Extracted data entries
---*---
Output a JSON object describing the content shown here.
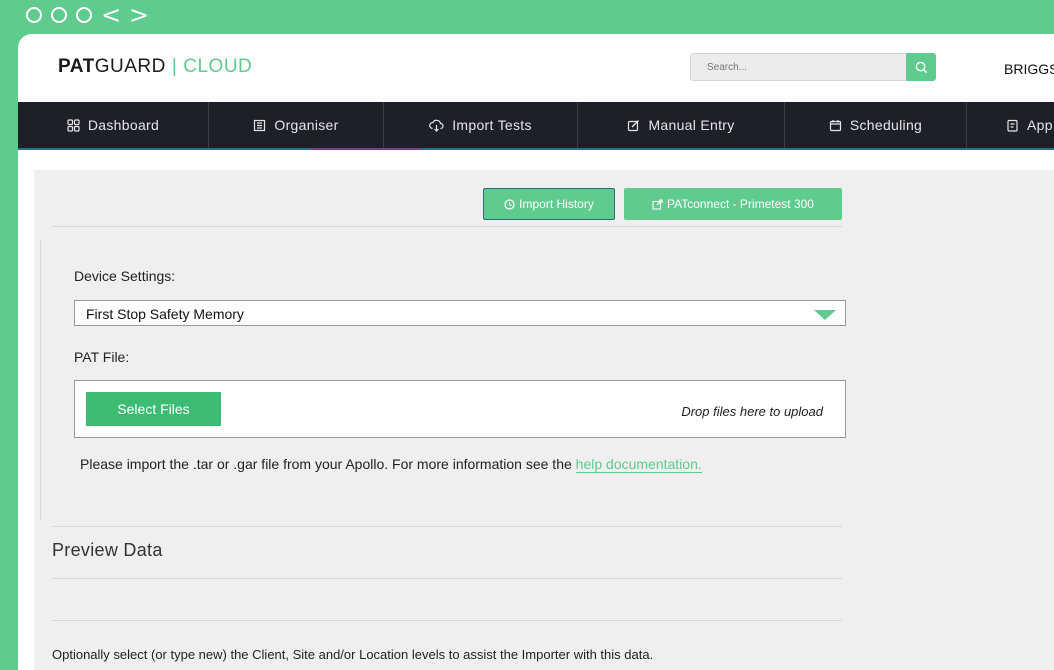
{
  "browser": {
    "back_arrow": "<",
    "forward_arrow": ">"
  },
  "header": {
    "logo_bold": "PAT",
    "logo_regular": "GUARD",
    "logo_separator": "|",
    "logo_cloud": "CLOUD",
    "search_placeholder": "Search...",
    "user_name": "BRIGGS"
  },
  "nav": {
    "items": [
      {
        "label": "Dashboard",
        "icon": "grid-icon"
      },
      {
        "label": "Organiser",
        "icon": "building-icon"
      },
      {
        "label": "Import Tests",
        "icon": "cloud-download-icon"
      },
      {
        "label": "Manual Entry",
        "icon": "edit-icon"
      },
      {
        "label": "Scheduling",
        "icon": "calendar-icon"
      },
      {
        "label": "App",
        "icon": "clipboard-icon"
      }
    ]
  },
  "toolbar": {
    "import_history_label": "Import History",
    "patconnect_label": "PATconnect - Primetest 300"
  },
  "form": {
    "device_settings_label": "Device Settings:",
    "device_selected": "First Stop Safety Memory",
    "pat_file_label": "PAT File:",
    "select_files_label": "Select Files",
    "drop_text": "Drop files here to upload",
    "help_text": "Please import the .tar or .gar file from your Apollo. For more information see the ",
    "help_link": "help documentation."
  },
  "preview": {
    "title": "Preview Data",
    "optional_text": "Optionally select (or type new) the Client, Site and/or Location levels to assist the Importer with this data."
  },
  "colors": {
    "accent": "#5fcb8e",
    "nav_bg": "#1d2029",
    "content_bg": "#efefef"
  }
}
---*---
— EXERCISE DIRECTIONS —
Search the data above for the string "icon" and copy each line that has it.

— RESULT BELOW —
        "icon": "grid-icon"
        "icon": "building-icon"
        "icon": "cloud-download-icon"
        "icon": "edit-icon"
        "icon": "calendar-icon"
        "icon": "clipboard-icon"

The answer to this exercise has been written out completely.